— Exercise aim —
Find the lines holding the string "title" in the data, then copy all of them.

— Excerpted data —

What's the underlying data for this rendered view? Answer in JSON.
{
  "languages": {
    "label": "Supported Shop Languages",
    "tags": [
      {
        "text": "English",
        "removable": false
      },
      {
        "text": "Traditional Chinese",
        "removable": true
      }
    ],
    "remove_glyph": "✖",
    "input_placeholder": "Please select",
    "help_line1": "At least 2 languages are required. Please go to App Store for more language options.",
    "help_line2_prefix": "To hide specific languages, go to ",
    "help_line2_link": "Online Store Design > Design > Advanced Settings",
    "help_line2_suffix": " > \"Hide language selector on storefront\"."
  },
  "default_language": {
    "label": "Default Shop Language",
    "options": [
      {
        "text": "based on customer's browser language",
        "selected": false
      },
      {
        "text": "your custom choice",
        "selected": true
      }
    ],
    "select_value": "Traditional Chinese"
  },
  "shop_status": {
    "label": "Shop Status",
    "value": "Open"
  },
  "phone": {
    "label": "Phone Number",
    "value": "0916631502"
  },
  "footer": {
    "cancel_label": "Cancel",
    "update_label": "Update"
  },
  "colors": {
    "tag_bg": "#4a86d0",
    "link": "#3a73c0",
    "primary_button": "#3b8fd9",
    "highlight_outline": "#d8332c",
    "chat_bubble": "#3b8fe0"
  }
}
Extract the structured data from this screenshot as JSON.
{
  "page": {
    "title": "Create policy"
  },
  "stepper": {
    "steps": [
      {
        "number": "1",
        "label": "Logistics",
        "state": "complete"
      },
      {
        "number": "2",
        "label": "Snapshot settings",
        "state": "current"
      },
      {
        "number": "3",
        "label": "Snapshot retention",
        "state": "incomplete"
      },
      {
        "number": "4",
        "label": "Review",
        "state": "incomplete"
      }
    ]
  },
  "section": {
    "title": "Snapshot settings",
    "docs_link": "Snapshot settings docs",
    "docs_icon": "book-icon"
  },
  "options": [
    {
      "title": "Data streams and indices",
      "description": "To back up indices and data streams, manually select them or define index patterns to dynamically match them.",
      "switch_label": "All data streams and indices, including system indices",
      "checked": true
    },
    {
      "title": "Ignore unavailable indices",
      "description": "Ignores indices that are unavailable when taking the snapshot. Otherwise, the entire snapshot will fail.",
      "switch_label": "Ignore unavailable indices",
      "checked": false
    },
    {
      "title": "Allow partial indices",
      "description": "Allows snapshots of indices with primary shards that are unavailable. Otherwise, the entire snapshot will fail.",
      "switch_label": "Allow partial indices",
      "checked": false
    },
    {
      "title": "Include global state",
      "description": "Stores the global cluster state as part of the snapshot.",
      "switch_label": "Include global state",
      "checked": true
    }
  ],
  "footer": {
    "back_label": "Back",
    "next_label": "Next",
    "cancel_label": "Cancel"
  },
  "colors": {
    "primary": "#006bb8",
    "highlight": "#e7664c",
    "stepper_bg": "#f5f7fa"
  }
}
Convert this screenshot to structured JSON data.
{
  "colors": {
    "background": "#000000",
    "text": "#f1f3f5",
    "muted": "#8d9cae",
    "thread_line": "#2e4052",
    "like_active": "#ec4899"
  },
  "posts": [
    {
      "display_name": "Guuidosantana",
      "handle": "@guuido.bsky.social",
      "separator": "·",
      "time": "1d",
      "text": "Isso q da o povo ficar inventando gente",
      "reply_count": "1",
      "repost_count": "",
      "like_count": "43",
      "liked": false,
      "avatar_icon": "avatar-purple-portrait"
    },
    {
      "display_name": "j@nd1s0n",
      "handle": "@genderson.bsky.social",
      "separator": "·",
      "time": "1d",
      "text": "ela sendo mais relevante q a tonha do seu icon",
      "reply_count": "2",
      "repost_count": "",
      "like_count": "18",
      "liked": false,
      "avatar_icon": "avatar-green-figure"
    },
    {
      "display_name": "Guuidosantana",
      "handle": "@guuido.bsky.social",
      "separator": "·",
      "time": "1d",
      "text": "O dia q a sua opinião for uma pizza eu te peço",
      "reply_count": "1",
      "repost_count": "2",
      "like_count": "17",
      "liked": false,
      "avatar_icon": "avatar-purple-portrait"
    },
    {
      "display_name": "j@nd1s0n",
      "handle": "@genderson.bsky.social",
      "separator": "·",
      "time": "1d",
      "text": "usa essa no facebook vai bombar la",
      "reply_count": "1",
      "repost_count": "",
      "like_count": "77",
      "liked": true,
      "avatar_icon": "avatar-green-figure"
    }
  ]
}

— Result of the exercise —
    "title": "Create policy"
    "title": "Snapshot settings",
      "title": "Data streams and indices",
      "title": "Ignore unavailable indices",
      "title": "Allow partial indices",
      "title": "Include global state",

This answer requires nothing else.